• [Work to be completed]
The records below should be written out again, exactly.

(Interface dataset entries)
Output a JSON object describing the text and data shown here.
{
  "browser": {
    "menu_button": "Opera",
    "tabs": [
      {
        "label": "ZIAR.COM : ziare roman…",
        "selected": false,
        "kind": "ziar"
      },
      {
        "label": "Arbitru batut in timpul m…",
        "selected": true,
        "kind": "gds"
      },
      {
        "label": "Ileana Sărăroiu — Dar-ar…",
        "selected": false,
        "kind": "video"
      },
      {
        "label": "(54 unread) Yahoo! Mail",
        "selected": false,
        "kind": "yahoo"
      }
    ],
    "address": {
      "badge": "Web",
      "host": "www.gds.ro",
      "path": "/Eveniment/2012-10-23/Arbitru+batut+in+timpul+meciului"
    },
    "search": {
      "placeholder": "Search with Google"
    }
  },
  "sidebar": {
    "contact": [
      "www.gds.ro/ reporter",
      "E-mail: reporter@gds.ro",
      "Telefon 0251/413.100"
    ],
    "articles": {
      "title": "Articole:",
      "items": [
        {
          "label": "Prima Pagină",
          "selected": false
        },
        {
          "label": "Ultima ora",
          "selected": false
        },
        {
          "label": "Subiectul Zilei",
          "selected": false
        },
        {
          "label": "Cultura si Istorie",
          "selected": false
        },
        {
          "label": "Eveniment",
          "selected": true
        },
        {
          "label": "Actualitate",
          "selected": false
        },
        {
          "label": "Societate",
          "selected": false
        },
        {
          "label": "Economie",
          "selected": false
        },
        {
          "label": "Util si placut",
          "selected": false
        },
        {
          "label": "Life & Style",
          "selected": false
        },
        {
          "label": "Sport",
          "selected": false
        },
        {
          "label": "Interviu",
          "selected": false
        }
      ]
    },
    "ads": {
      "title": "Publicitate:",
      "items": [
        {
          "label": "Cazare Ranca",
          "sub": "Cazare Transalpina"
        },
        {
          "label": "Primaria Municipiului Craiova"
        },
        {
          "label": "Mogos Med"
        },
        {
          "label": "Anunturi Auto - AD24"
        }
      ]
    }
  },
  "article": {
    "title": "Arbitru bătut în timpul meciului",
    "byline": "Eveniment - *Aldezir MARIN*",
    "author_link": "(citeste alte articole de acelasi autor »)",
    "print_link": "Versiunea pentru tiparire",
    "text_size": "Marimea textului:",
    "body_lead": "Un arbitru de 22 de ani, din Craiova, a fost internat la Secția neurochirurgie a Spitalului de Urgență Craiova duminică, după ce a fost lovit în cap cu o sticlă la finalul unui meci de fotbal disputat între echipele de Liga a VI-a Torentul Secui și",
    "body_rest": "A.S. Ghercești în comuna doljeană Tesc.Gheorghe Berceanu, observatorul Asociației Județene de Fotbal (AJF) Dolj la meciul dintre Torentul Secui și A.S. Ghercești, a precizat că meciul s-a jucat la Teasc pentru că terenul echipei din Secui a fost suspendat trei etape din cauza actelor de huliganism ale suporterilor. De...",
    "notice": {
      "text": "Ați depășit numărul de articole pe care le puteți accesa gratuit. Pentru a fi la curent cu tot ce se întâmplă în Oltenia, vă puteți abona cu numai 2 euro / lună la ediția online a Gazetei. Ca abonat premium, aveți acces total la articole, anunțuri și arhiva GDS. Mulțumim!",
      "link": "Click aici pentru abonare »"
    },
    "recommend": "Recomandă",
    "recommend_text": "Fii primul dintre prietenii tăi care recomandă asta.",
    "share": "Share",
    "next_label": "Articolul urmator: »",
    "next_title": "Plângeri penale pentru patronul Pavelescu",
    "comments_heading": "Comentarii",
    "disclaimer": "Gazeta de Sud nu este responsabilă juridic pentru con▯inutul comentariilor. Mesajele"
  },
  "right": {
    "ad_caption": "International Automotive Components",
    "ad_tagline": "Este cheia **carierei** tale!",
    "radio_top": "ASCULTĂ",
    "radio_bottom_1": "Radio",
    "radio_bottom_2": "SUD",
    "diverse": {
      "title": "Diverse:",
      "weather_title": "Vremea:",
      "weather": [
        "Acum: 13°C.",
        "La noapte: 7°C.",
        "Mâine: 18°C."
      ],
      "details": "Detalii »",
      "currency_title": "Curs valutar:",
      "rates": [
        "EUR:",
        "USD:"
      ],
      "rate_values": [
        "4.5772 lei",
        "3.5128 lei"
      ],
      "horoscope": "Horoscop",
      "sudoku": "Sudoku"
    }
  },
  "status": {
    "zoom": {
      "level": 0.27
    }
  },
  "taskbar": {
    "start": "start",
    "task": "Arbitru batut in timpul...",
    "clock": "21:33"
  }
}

• [Answer to the problem]
Output a JSON object describing the text and data shown here.
{
  "browser": {
    "menu_button": "Opera",
    "tabs": [
      {
        "label": "ZIAR.COM : ziare roman…",
        "selected": false,
        "kind": "ziar"
      },
      {
        "label": "Arbitru batut in timpul m…",
        "selected": true,
        "kind": "gds"
      },
      {
        "label": "Ileana Sărăroiu — Dar-ar…",
        "selected": false,
        "kind": "video"
      },
      {
        "label": "(54 unread) Yahoo! Mail",
        "selected": false,
        "kind": "yahoo"
      }
    ],
    "address": {
      "badge": "Web",
      "host": "www.gds.ro",
      "path": "/Eveniment/2012-10-23/Arbitru+batut+in+timpul+meciului"
    },
    "search": {
      "placeholder": "Search with Google"
    }
  },
  "sidebar": {
    "contact": [
      "www.gds.ro/ reporter",
      "E-mail: reporter@gds.ro",
      "Telefon 0251/413.100"
    ],
    "articles": {
      "title": "Articole:",
      "items": [
        {
          "label": "Prima Pagină",
          "selected": false
        },
        {
          "label": "Ultima ora",
          "selected": false
        },
        {
          "label": "Subiectul Zilei",
          "selected": false
        },
        {
          "label": "Cultura si Istorie",
          "selected": false
        },
        {
          "label": "Eveniment",
          "selected": true
        },
        {
          "label": "Actualitate",
          "selected": false
        },
        {
          "label": "Societate",
          "selected": false
        },
        {
          "label": "Economie",
          "selected": false
        },
        {
          "label": "Util si placut",
          "selected": false
        },
        {
          "label": "Life & Style",
          "selected": false
        },
        {
          "label": "Sport",
          "selected": false
        },
        {
          "label": "Interviu",
          "selected": false
        }
      ]
    },
    "ads": {
      "title": "Publicitate:",
      "items": [
        {
          "label": "Cazare Ranca",
          "sub": "Cazare Transalpina"
        },
        {
          "label": "Primaria Municipiului Craiova"
        },
        {
          "label": "Mogos Med"
        },
        {
          "label": "Anunturi Auto - AD24"
        }
      ]
    }
  },
  "article": {
    "title": "Arbitru bătut în timpul meciului",
    "byline": "Eveniment - *Aldezir MARIN*",
    "author_link": "(citeste alte articole de acelasi autor »)",
    "print_link": "Versiunea pentru tiparire",
    "text_size": "Marimea textului:",
    "body_lead": "Un arbitru de 22 de ani, din Craiova, a fost internat la Secția neurochirurgie a Spitalului de Urgență Craiova duminică, după ce a fost lovit în cap cu o sticlă la finalul unui meci de fotbal disputat între echipele de Liga a VI-a Torentul Secui și",
    "body_rest": "A.S. Ghercești în comuna doljeană Tesc.Gheorghe Berceanu, observatorul Asociației Județene de Fotbal (AJF) Dolj la meciul dintre Torentul Secui și A.S. Ghercești, a precizat că meciul s-a jucat la Teasc pentru că terenul echipei din Secui a fost suspendat trei etape din cauza actelor de huliganism ale suporterilor. De...",
    "notice": {
      "text": "Ați depășit numărul de articole pe care le puteți accesa gratuit. Pentru a fi la curent cu tot ce se întâmplă în Oltenia, vă puteți abona cu numai 2 euro / lună la ediția online a Gazetei. Ca abonat premium, aveți acces total la articole, anunțuri și arhiva GDS. Mulțumim!",
      "link": "Click aici pentru abonare »"
    },
    "recommend": "Recomandă",
    "recommend_text": "Fii primul dintre prietenii tăi care recomandă asta.",
    "share": "Share",
    "next_label": "Articolul urmator: »",
    "next_title": "Plângeri penale pentru patronul Pavelescu",
    "comments_heading": "Comentarii",
    "disclaimer": "Gazeta de Sud nu este responsabilă juridic pentru con▯inutul comentariilor. Mesajele"
  },
  "right": {
    "ad_caption": "International Automotive Components",
    "ad_tagline": "Este cheia **carierei** tale!",
    "radio_top": "ASCULTĂ",
    "radio_bottom_1": "Radio",
    "radio_bottom_2": "SUD",
    "diverse": {
      "title": "Diverse:",
      "weather_title": "Vremea:",
      "weather": [
        "Acum: 13°C.",
        "La noapte: 7°C.",
        "Mâine: 18°C."
      ],
      "details": "Detalii »",
      "currency_title": "Curs valutar:",
      "rates": [
        "EUR:",
        "USD:"
      ],
      "rate_values": [
        "4.5772 lei",
        "3.5128 lei"
      ],
      "horoscope": "Horoscop",
      "sudoku": "Sudoku"
    }
  },
  "status": {
    "zoom": {
      "level": 0.27
    }
  },
  "taskbar": {
    "start": "start",
    "task": "Arbitru batut in timpul...",
    "clock": "21:33"
  }
}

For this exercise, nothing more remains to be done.